Receiving feedback can be a bit like hearing a recording of your own voice.
At first it’s a bit uncomfortable and raw, but then it gets interesting. After a while you face the realisation that the impression you have of yourself is somewhat different to how others hear you…
We’re pleased to be sharing a summary of an independent review of our Impact Awards process that took place over 2013-2014.
It is the first objective appraisal of our work and due to its depth and broad scope it has taken us a while to process, absorb and, importantly, act on what was uncovered.
Some of the findings have been affirming and others quite challenging, but in general, they confirmed our instincts about strengths and areas for improvement in our Impact Awards process.
In the spirit of transparency and the hope that others might learn from our experience we are making a summary available.
It is pleasing to know that the core values underpinning the awards are well supported. Our approach of recognising locally led development with flexible funding had almost universal approval.
We aim to work with award holders as a partner rather than a funder and when we get it right, this relationship positions Stars as a valuable supporter.
However, this relationship dynamic is an area where we can improve.
For example, how we define funding as ‘unrestricted’ has not always matched an award holder’s interpretation, which can mean that the flexibility of an award has not always been realised.
Indeed, this mismatch in our ethos – what we want to achieve, versus the reality – was uncovered in a number of places.
This review has helped us to identify where we need to improve and has been a catalyst for us to challenge our assumptions, definitions and practice.

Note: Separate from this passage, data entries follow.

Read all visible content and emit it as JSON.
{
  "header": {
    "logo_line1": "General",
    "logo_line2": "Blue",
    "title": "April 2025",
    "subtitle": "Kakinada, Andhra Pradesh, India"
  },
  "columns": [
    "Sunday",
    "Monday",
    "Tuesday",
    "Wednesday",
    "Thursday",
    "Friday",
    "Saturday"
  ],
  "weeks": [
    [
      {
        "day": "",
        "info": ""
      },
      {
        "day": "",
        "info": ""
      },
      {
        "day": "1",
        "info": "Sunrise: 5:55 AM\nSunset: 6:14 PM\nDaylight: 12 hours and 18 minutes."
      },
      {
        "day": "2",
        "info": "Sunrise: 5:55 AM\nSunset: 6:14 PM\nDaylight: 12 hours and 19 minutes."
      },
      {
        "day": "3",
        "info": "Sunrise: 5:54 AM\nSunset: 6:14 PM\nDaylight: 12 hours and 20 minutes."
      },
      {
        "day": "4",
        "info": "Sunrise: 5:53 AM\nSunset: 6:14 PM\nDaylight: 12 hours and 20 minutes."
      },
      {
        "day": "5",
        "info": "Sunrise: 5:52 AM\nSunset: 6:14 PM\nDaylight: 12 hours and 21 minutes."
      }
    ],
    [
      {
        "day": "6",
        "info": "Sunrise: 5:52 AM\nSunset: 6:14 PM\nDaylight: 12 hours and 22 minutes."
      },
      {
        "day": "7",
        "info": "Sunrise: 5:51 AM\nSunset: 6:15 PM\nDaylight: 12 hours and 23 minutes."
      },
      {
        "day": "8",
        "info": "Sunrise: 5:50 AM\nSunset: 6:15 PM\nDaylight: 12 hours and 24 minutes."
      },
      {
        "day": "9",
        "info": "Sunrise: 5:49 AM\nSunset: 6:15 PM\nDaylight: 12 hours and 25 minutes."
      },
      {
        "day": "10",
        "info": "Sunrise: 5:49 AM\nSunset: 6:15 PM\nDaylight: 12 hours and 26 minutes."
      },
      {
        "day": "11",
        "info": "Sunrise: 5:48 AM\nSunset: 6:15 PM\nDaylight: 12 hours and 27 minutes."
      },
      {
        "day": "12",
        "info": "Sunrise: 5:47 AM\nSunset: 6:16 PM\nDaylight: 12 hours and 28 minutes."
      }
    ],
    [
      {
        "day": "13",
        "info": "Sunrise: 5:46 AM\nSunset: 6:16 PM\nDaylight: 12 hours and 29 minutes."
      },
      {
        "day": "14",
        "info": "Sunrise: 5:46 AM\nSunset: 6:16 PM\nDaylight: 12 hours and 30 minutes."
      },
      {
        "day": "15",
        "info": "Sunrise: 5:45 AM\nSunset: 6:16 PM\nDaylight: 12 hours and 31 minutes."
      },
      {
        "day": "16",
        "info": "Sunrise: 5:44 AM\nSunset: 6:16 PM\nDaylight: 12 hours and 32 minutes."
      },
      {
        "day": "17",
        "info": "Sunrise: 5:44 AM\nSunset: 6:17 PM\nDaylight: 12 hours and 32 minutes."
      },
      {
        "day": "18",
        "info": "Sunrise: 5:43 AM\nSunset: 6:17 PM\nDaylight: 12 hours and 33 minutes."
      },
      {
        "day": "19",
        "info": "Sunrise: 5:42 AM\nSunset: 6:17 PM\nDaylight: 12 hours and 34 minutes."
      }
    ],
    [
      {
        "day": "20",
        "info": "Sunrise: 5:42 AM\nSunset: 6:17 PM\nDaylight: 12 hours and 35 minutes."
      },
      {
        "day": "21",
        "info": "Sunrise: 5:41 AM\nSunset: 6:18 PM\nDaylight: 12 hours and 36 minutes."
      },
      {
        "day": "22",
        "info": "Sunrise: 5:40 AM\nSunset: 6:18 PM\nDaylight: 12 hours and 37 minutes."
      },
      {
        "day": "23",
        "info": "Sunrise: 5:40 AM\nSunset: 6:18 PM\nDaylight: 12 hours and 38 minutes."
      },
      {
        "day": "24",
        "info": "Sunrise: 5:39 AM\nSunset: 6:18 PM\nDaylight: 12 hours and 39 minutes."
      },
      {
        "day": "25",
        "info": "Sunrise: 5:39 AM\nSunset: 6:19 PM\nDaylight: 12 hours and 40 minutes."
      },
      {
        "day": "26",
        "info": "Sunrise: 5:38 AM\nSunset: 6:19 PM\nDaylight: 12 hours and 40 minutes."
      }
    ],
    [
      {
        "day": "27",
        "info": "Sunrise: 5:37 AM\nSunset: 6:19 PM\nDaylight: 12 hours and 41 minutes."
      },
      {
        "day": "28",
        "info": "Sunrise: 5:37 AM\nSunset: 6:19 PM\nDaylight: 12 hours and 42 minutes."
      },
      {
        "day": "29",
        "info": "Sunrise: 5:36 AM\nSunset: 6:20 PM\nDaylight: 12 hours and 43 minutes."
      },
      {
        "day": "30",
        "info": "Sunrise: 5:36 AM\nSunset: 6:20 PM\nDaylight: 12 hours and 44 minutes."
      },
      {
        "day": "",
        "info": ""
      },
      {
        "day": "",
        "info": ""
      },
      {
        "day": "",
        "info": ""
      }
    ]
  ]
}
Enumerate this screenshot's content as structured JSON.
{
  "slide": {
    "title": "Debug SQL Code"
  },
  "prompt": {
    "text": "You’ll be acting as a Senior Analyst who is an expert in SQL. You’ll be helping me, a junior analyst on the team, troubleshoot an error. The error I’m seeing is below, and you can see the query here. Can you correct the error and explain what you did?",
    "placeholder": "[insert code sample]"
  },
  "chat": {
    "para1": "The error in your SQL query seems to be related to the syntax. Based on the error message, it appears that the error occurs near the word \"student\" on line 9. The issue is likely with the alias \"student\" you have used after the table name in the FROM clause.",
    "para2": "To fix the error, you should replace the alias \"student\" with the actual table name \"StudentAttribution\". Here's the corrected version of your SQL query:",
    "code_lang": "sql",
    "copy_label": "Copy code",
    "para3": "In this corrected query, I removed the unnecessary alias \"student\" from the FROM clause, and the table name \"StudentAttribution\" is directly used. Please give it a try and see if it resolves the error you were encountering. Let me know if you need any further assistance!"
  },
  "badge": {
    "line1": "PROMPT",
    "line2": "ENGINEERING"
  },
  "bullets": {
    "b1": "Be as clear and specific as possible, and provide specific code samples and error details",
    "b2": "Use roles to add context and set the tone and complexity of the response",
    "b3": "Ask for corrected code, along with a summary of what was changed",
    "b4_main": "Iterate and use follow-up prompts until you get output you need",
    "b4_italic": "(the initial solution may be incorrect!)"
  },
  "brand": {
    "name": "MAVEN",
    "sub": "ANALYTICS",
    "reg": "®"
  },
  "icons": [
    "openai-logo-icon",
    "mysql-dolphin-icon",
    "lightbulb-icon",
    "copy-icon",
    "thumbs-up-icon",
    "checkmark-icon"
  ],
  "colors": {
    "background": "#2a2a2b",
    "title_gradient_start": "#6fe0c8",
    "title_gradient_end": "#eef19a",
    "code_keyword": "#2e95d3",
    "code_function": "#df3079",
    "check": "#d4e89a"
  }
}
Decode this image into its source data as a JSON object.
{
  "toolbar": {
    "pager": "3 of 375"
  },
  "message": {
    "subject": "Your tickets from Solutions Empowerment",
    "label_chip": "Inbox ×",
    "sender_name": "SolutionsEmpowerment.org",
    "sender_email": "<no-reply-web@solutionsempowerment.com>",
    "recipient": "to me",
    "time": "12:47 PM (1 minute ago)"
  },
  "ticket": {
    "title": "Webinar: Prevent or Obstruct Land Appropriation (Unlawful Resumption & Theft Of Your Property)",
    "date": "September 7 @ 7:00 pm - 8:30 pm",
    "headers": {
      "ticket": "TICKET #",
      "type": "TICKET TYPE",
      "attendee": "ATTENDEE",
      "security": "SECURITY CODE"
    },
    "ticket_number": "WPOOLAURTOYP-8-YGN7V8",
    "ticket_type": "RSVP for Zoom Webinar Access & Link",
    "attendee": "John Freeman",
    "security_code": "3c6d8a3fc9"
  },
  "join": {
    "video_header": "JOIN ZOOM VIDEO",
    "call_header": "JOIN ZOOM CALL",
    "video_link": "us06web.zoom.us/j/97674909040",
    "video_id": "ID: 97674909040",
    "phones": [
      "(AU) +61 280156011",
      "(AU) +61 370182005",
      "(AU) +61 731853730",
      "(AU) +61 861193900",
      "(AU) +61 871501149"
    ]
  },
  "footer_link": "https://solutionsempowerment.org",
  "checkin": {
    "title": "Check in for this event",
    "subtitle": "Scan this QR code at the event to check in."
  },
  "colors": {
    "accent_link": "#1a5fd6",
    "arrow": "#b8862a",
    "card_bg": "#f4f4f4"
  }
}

The Impact Awards started in 2007 and in those days recognised just a handful of locally led civil society organisations.
Every year we’ve looked to expand, identifying and awarding more examples of strong organisations accountable to their communities.
However, in general the structures and processes in place for awarding 18 organisations in 2014 are similar to when we awarded three in 2007.
There are areas where we can clarify the key aspects of our approach. This has led us to reassess the full spectrum of the process, from the very start, all the way through to our relationships with successful organisations.
My colleague Cecile has recently outlined some of the changes we are trialling to strengthen our process for the 2015 Impact Awards.
The review challenged us to revisit our assumptions around what we want to achieve through the awards.
This has been the subject of much internal debate and has significant implications on the kind of organisation we are.
It is important to Stars that the awards identify, recognise and support strong organisations with an established track record of listening and responding to the needs of the communities they serve.
The awards aim to highlight these organisations and demonstrate our commitment to the role they play in supporting children and young people in their country.
Therefore, it is vital that we continue to monitor and evaluate our performance as a funder.
We must ensure that we are supporting organisations whose work truly benefits the communities that they are accountable to and that our support helps them to strive towards the impact they seek.
On reflection, we’ve used the review as a springboard to instigate a number of changes in our 2015 awards process.
We feel more internally aligned to the purpose and processes of the awards, and hope that this improved confidence develops our practice.
The proof of the pudding will be in the type of organisations we award in 2015 and our ongoing relationship with them. Something we are keen to review and share in the future…